— DIRECTIONS —
Make an exact copy of the records below, leaving every image out.

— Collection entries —
╭──
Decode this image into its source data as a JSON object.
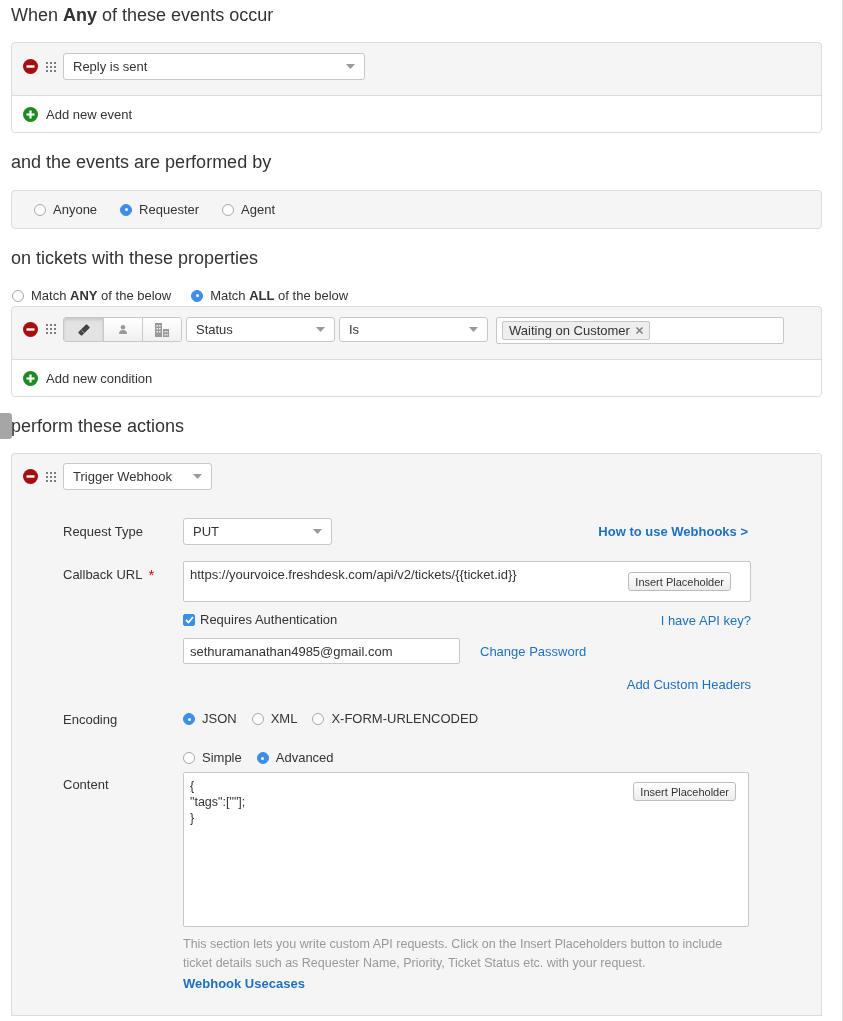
{
  "events_section": {
    "heading": "When **Any** of these events occur",
    "events": [
      {
        "value": "Reply is sent"
      }
    ],
    "add_label": "Add new event"
  },
  "performer_section": {
    "heading": "and the events are performed by",
    "options": [
      {
        "label": "Anyone",
        "selected": false
      },
      {
        "label": "Requester",
        "selected": true
      },
      {
        "label": "Agent",
        "selected": false
      }
    ]
  },
  "conditions_section": {
    "heading": "on tickets with these properties",
    "match_options": [
      {
        "label": "Match **ANY** of the below",
        "selected": false
      },
      {
        "label": "Match **ALL** of the below",
        "selected": true
      }
    ],
    "conditions": [
      {
        "scopes": [
          {
            "kind": "ticket",
            "selected": true
          },
          {
            "kind": "contact",
            "selected": false
          },
          {
            "kind": "company",
            "selected": false
          }
        ],
        "field": "Status",
        "operator": "Is",
        "values": [
          "Waiting on Customer"
        ]
      }
    ],
    "add_label": "Add new condition"
  },
  "actions_section": {
    "heading": "perform these actions",
    "actions": [
      {
        "type": "Trigger Webhook",
        "request_type": {
          "label": "Request Type",
          "value": "PUT"
        },
        "help_link": "How to use Webhooks >",
        "callback_url": {
          "label": "Callback URL",
          "required_mark": "*",
          "value": "https://yourvoice.freshdesk.com/api/v2/tickets/{{ticket.id}}",
          "insert_button": "Insert Placeholder"
        },
        "authentication": {
          "label": "Requires Authentication",
          "checked": true,
          "api_key_link": "I have API key?",
          "username": "sethuramanathan4985@gmail.com",
          "change_password_link": "Change Password"
        },
        "custom_headers_link": "Add Custom Headers",
        "encoding": {
          "label": "Encoding",
          "options": [
            {
              "label": "JSON",
              "selected": true
            },
            {
              "label": "XML",
              "selected": false
            },
            {
              "label": "X-FORM-URLENCODED",
              "selected": false
            }
          ]
        },
        "content": {
          "label": "Content",
          "modes": [
            {
              "label": "Simple",
              "selected": false
            },
            {
              "label": "Advanced",
              "selected": true
            }
          ],
          "value": "{\n\"tags\":[\"\"];\n}",
          "insert_button": "Insert Placeholder",
          "help": "This section lets you write custom API requests. Click on the Insert Placeholders button to include ticket details such as Requester Name, Priority, Ticket Status etc. with your request.",
          "usecases_link": "Webhook Usecases"
        }
      }
    ]
  }
}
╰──
— ANSWER FOR THE TASK —
Decode this image into its source data as a JSON object.
{
  "events_section": {
    "heading": "When **Any** of these events occur",
    "events": [
      {
        "value": "Reply is sent"
      }
    ],
    "add_label": "Add new event"
  },
  "performer_section": {
    "heading": "and the events are performed by",
    "options": [
      {
        "label": "Anyone",
        "selected": false
      },
      {
        "label": "Requester",
        "selected": true
      },
      {
        "label": "Agent",
        "selected": false
      }
    ]
  },
  "conditions_section": {
    "heading": "on tickets with these properties",
    "match_options": [
      {
        "label": "Match **ANY** of the below",
        "selected": false
      },
      {
        "label": "Match **ALL** of the below",
        "selected": true
      }
    ],
    "conditions": [
      {
        "scopes": [
          {
            "kind": "ticket",
            "selected": true
          },
          {
            "kind": "contact",
            "selected": false
          },
          {
            "kind": "company",
            "selected": false
          }
        ],
        "field": "Status",
        "operator": "Is",
        "values": [
          "Waiting on Customer"
        ]
      }
    ],
    "add_label": "Add new condition"
  },
  "actions_section": {
    "heading": "perform these actions",
    "actions": [
      {
        "type": "Trigger Webhook",
        "request_type": {
          "label": "Request Type",
          "value": "PUT"
        },
        "help_link": "How to use Webhooks >",
        "callback_url": {
          "label": "Callback URL",
          "required_mark": "*",
          "value": "https://yourvoice.freshdesk.com/api/v2/tickets/{{ticket.id}}",
          "insert_button": "Insert Placeholder"
        },
        "authentication": {
          "label": "Requires Authentication",
          "checked": true,
          "api_key_link": "I have API key?",
          "username": "sethuramanathan4985@gmail.com",
          "change_password_link": "Change Password"
        },
        "custom_headers_link": "Add Custom Headers",
        "encoding": {
          "label": "Encoding",
          "options": [
            {
              "label": "JSON",
              "selected": true
            },
            {
              "label": "XML",
              "selected": false
            },
            {
              "label": "X-FORM-URLENCODED",
              "selected": false
            }
          ]
        },
        "content": {
          "label": "Content",
          "modes": [
            {
              "label": "Simple",
              "selected": false
            },
            {
              "label": "Advanced",
              "selected": true
            }
          ],
          "value": "{\n\"tags\":[\"\"];\n}",
          "insert_button": "Insert Placeholder",
          "help": "This section lets you write custom API requests. Click on the Insert Placeholders button to include ticket details such as Requester Name, Priority, Ticket Status etc. with your request.",
          "usecases_link": "Webhook Usecases"
        }
      }
    ]
  }
}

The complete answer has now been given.